I thought about titling this piece “Living the Moment” as it sort of captures the essence of where I wanted to go with it, but I didn’t want to give any oxygen to possible misunderstandings. The phrase is catchy but it carries a lot of cultural baggage as does a similar one “Seize the Day”, from over use by the boomer generation.
To me it means recognising just how precious and beautiful are the lives we have been given; not getting ourselves lost among the busy stuff that crowds our days. In contrast youth culture since the 1970s, at least, has tended to taint the concept of living in the moment with strong flavourings of irresponsibility, anarchy and narcissism. A pity.
So I didn’t use that title, because my message differs quite radically.
Every day for many years now I have mixed with people who were meshed into routines that helped to define them and make them materially comfortable, but which also often dulled their awareness of commonplace surrounding beauty. We are most of us so very used to taking our surroundings for granted. We think we are imprisoned by the demands of everyday routine, and if we think that way, we are indeed imprisoned.
The inspiring poetry of the book of Genesis reminds anyone who reads it of the beauty and wonder of the creation in the midst of which we live our lives:
Genesis 1:27-31a (NIV)
 So God created mankind in his own image, in the image of God he created them; male and female he created them.  God blessed them and said to them, “Be fruitful and increase in number; fill the earth and subdue it. Rule over the fish in the sea and the birds in the sky and over every living creature that moves on the ground.” Then God said, “I give you every seed-bearing plant on the face of the whole earth and every tree that has fruit with seed in it. They will be yours for food.  And to all the beasts of the earth and all the birds in the sky and all the creatures that move along the ground—everything that has the breath of life in it—I give every green plant for food.” And it was so. God saw all that he had made, and it was very good.
Life is a gift. Who among us has done anything to deserve it? The creation that surrounds us is awe inspiringly beautiful. Why not take the time to enjoy that life, appreciate it, and savour it. It is a gift beyond imagining. Why do we allow ourselves to drift along oblivious to the gifts God has created for us, seeing ourselves as wage slaves, prisoners of routine and victims, powerless and hanging out for the next weekend; the next holiday?

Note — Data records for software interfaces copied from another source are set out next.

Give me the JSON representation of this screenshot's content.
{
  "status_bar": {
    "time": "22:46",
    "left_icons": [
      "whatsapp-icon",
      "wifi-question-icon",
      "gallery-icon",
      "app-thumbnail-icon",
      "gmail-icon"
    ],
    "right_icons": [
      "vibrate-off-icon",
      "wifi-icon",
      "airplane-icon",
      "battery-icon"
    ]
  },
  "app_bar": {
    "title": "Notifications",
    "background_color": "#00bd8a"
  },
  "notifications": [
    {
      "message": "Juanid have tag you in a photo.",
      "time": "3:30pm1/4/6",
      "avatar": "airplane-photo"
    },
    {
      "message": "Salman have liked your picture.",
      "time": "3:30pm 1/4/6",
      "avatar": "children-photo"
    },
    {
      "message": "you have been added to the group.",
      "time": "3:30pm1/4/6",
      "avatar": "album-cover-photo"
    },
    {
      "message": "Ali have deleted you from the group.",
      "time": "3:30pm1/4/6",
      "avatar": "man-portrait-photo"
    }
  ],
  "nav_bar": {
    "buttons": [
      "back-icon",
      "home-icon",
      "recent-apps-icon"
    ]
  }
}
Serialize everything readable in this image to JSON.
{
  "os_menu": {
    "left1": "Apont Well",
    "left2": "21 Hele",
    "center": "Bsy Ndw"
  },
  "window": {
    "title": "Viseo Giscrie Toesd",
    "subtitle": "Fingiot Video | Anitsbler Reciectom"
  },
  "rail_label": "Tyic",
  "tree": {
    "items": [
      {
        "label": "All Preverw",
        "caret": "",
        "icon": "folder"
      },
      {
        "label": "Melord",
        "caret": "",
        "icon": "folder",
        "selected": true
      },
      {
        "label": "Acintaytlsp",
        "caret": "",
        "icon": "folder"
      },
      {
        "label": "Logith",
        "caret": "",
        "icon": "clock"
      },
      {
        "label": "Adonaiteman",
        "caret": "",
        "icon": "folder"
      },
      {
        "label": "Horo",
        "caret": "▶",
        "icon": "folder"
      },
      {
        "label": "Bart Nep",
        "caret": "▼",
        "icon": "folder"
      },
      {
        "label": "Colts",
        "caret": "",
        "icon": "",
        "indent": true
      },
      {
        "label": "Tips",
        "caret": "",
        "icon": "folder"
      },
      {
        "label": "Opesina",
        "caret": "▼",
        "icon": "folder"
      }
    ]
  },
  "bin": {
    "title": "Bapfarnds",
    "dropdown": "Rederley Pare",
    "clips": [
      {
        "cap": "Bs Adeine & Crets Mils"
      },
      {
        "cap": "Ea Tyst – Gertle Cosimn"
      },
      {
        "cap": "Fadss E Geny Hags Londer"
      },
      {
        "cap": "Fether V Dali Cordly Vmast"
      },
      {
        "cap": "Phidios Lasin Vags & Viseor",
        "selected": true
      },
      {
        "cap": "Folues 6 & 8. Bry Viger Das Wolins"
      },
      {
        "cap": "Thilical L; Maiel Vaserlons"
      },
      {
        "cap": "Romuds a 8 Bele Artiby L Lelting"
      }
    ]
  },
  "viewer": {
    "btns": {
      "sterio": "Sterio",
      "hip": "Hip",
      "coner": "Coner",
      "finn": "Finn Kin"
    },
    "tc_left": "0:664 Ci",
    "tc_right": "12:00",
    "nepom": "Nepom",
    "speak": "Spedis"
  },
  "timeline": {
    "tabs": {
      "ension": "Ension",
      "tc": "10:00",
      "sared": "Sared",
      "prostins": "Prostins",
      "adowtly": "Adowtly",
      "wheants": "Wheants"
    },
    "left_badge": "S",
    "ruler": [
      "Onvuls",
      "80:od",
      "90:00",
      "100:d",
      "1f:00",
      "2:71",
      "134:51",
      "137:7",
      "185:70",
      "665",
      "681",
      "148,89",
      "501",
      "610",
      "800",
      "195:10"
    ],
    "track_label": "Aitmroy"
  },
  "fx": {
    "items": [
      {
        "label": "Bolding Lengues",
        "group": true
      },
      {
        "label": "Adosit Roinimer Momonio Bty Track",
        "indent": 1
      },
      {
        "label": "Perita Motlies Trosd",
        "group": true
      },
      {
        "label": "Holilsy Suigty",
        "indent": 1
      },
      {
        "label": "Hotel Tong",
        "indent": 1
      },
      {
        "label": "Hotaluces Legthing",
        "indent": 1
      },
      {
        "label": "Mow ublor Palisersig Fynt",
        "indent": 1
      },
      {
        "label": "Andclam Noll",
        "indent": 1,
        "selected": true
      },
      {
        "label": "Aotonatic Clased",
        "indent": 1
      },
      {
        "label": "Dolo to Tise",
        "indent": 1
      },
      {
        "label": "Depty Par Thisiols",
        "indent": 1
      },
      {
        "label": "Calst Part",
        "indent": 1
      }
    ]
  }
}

One morning recently on my drive to work through high speed, constant lane changing traffic, I refused to be drawn into anxiety and foreboding at what the work day might bring. For a few minutes I made an effort to look at the rain water puddles on the road and the signs, bridges and culverts through a new lens. Strangely enough, I was able to appreciate the whole experience of driving to work as a gift. A gift to be savoured and lived rather than just to be endured. What a wonderful inspiration I found it to be. An inspiring commute. Who would have thought?
I have been thinking since of how important it is to take the time to really see what is around us. To stop and smell the roses, the traffic signs and the trees and the houses and the people. Well, I wouldn’t really recommend smelling people but I suppose you get the drift. Life has been given to you to delight in and savour. One day it will be taken back. Don’t miss its significance by allowing routine and drudgery to swamp you. Live it in the midst of all you do daily. God has given this life to you and surrounded you with gifts that calmly wait for you to recognise them.
I also have something I want to write soon about Easter; something with the title “Easter is for Losers”. Hopefully Inspiration and opportunity will come to me in equal measure. Stay tuned.